As much fun as I had going to Grateful Dead shows in California in the late 80s and early 90s, I can’t say it did much for my depression or eating disorders. Still, I was hoping to find something in the alternative culture of the San Francisco Bay Area that could help me. So, in addition to my weekends with Jerry Garcia, I also spent a lot of time studying yoga and bodywork and immersing myself in alternative healing.

Which then sent me off to Asia for 4 years. When I got back to the states, I was an avid yoga practitioner and I felt ready to share what I’d learned. I wanted my work to be taken seriously, but there was very little scientific evidence and yoga was beginning its ascent as a fitness trend, not a first-line therapy for depression.

But things have changed in the past couple of decades.

Thanks to people like Chris Streeter, a researcher at Boston University – who deserves a huge rockstar round of applause for her latest study, published in the most recent issue of Neuropsychiatry. 

Streeter and her team are lending some serious scientific clout (of the Boston University, Harvard, and Columbia variety) to these practices. Yes, I realize that if you love yoga you don’t need convincing, but there are lots of people who still don’t get it (remember that fruitless Thanksgiving conversation with your drunk uncle?).

So, I thought I’d break down the article a bit here.

I think the most exciting finding from this study, Effects of Yoga on Thalamic Gamma-Aminobutyric Acid, Mood and Depression: Analysis of Two Randomized Controlled Trials, is that Streeter identifies a mechanism by which yoga improves Major Depressive Disorder (MDD). She calls it “The Vagal GABA theory.” Essentially, she postulates that specific yoga postures and breathing practices both stimulate the vagus nerve and increase GABA. GABA is the brain’s chief inhibitory neurotransmitter, which means it has a calming effect on the system.

People with MDD (which may include both depression and anxiety symptoms) often have lower than normal levels of GABA and the Parasympathetic Nervous system (which is responsible for the relaxation response), is typically dysfunctional.
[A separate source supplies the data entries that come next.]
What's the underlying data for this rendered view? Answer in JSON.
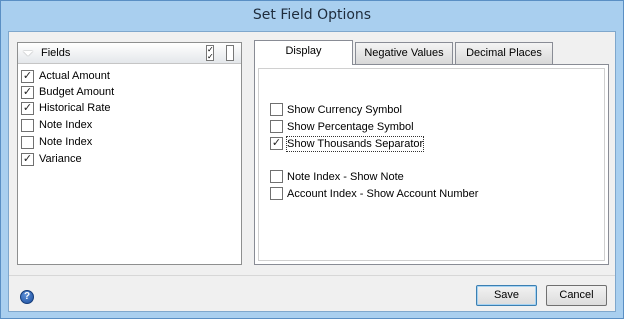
{
  "window": {
    "title": "Set Field Options"
  },
  "fields_panel": {
    "header": "Fields",
    "check_all_icon": "check-all-icon",
    "uncheck_all_icon": "uncheck-all-icon",
    "items": [
      {
        "label": "Actual Amount",
        "checked": true
      },
      {
        "label": "Budget Amount",
        "checked": true
      },
      {
        "label": "Historical Rate",
        "checked": true
      },
      {
        "label": "Note Index",
        "checked": false
      },
      {
        "label": "Note Index",
        "checked": false
      },
      {
        "label": "Variance",
        "checked": true
      }
    ]
  },
  "tabs": [
    {
      "label": "Display",
      "active": true
    },
    {
      "label": "Negative Values",
      "active": false
    },
    {
      "label": "Decimal Places",
      "active": false
    }
  ],
  "display_options": [
    {
      "label": "Show Currency Symbol",
      "checked": false
    },
    {
      "label": "Show Percentage Symbol",
      "checked": false
    },
    {
      "label": "Show Thousands Separator",
      "checked": true
    },
    {
      "label": "Note Index - Show Note",
      "checked": false
    },
    {
      "label": "Account Index - Show Account Number",
      "checked": false
    }
  ],
  "footer": {
    "help_icon": "help-icon",
    "save_label": "Save",
    "cancel_label": "Cancel"
  }
}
Streeter’s research demonstrates that a specific yoga protocol helped to both improve GABA levels and create better Autonomic Nervous System balance, via improved function of the vagus nerve.

The second piece of this study that really caught my eye is that the authors write that yoga (not all yoga, just the specific postures and breathing practices they tested) can be considered a “monotherapy” for anxiety and depression in MDD. A monotherapy is psychiatric speak for using a single drug to treat a particular disorder or disease. In this case, the “drug” is yoga.

That’s a bold statement.

One that may raise some psychiatric eyebrows, or make yogis like me who’ve long self-medicated with yoga, cheer.

The yoga protocols, unsurprisingly, included back bends, inversions (which the Krishnamacharya yoga tradition has recommended for creating a Brmhana, or energizing effect, on the nervous system) and śavasana. So okay, none of this is surprising for many yogis, but it’s groundbreaking coming from the medical community.

Something to think about – Depression is the single greatest burden of disease according to the WHO and Streeter’s study may help open the door to yoga being considered a first-line treatment.

I don’t think it’s unrealistic to envision a day in the near future when SAMHSA’s (Substance Abuse and Mental Health Services Administration) National Registry of Evidence-based Programs and Practices (NREPP) includes some yoga therapies. I think that day will be here sooner than we think.

I’ll be talking more about this article in my live stream tomorrow. You can join me here at 12 noon EST.

And if you would like to dive deeper into the science behind these practices and have not yet done so, I recommend my short course, The Science of Slow.